 This is not because governmental or state action in this realm is unimportant (far from it), but rather because other courses at the Humphrey School cover these topics in more depth. We will analyze how interorganizational relationships include state actors and how government influences private actors in this space. I encourage students to focus on the conceptual lens of organizations, institutions, and management that we use in this course and that you may utilize to analyze state institutions, as well as the multitude of diverse organizations we don’t study in significant depth, such as religious organizations, smaller non-western NGOs, and for-profit aid contractors.
PA 8106: Doctoral research Seminar on Management
This course surveys major frameworks, topics, and questions in the study of public and nonprofit management, leadership, and governance; helps students apply this knowledge to their own work; and helps students learn how best to relay this knowledge to scholarly and practitioner audiences. By the completion of this course, we expect that you will:
● Be conversant in key frameworks, topics, and questions in the study of public and nonprofit management, leadership and governance. Have a significant depth of understanding on the concepts of closest relevance to your own proposed research areas, and have sufficient familiarity with the field to recognize and be able to pursue other key issues.
● Be able to contextualize your own interests and research within the field of public and nonprofit management, leadership, and governance. Learn to operate successfully in a scholarly community deeply involved with questions of practical significance. To accomplish this objective, between Weeks 2 and 12 you will prepare weekly two-page reaction papers on relevant literature that also situate your research interests in that literature. For two other weeks you will prepare five- to seven-page reaction papers. In other words, over the course of the semester you will prepare nine reaction papers, seven two-pagers and two five-to-seven pagers.
● Engage effectively with academic literature, including being able to read key texts critically, identify and work with key concepts in the literature, perform an effective literature search, and skim productively. To accomplish these objectives, you will actively participate in class discussions.
● Be competent, constructive discussants of papers written by authorities in the field and your own peers. You will practice this through active participation in class dialogues and by providing feedback on others’ work.
● Be transitioning successfully into being a member of this academic community. This objective will be accomplished through building connections with your peers, Humphrey School faculty, and other scholars through class discussions, and engagement with faculty and visiting scholars.
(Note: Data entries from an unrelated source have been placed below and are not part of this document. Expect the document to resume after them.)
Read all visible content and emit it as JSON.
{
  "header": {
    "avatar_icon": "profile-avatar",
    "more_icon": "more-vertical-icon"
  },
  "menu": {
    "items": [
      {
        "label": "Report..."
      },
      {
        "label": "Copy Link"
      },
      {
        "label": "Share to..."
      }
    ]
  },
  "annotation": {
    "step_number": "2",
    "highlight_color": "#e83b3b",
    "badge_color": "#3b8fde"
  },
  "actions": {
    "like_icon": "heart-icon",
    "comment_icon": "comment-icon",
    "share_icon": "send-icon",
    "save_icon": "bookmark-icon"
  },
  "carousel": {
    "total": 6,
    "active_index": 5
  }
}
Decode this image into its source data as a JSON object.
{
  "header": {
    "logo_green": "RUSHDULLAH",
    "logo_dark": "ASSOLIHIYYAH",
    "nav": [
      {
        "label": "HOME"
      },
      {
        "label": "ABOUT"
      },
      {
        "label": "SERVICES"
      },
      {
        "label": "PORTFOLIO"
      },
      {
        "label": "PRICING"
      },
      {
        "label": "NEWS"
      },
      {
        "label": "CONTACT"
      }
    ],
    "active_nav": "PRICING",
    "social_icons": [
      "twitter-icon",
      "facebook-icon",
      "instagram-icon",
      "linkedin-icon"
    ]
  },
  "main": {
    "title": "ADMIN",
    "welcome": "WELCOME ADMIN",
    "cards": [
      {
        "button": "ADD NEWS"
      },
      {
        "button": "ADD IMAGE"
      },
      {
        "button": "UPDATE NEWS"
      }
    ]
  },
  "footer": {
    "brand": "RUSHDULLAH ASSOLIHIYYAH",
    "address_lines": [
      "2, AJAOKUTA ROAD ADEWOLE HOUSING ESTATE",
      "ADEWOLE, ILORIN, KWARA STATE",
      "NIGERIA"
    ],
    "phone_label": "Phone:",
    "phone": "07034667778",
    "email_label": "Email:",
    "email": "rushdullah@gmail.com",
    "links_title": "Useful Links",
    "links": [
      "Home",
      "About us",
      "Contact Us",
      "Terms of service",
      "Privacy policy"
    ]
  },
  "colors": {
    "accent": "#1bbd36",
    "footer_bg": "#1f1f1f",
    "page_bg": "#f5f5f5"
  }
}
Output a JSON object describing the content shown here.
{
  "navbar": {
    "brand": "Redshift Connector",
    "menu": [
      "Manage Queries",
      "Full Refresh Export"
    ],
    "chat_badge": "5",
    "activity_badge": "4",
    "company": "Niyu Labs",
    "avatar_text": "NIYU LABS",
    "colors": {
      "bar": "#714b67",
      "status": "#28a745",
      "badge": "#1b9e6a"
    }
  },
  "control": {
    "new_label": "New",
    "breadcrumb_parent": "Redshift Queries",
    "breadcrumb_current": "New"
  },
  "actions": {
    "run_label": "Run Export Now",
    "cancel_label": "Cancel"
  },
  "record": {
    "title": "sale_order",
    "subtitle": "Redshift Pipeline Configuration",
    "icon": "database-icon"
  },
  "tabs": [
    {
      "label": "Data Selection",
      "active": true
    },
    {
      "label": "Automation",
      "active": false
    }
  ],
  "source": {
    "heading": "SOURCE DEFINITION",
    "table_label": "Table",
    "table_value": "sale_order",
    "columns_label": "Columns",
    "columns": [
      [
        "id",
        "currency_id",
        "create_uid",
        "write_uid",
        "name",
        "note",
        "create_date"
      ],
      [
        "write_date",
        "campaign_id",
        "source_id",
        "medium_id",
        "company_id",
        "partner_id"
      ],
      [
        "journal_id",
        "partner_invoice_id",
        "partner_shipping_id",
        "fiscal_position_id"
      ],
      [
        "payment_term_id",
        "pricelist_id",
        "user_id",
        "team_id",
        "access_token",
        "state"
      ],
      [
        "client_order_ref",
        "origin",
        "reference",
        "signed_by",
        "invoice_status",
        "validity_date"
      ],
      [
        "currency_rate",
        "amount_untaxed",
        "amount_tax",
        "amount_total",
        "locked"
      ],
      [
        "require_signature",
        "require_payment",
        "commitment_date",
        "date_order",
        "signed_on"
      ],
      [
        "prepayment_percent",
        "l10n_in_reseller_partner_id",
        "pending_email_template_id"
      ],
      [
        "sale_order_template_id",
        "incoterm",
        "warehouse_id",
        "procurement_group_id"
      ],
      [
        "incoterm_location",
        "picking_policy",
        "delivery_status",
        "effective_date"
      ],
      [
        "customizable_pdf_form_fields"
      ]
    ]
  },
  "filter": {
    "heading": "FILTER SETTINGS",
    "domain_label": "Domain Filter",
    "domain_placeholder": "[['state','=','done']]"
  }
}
● Prepare and teach a module on a topic relevant to the course for a professional, masters-level student audience.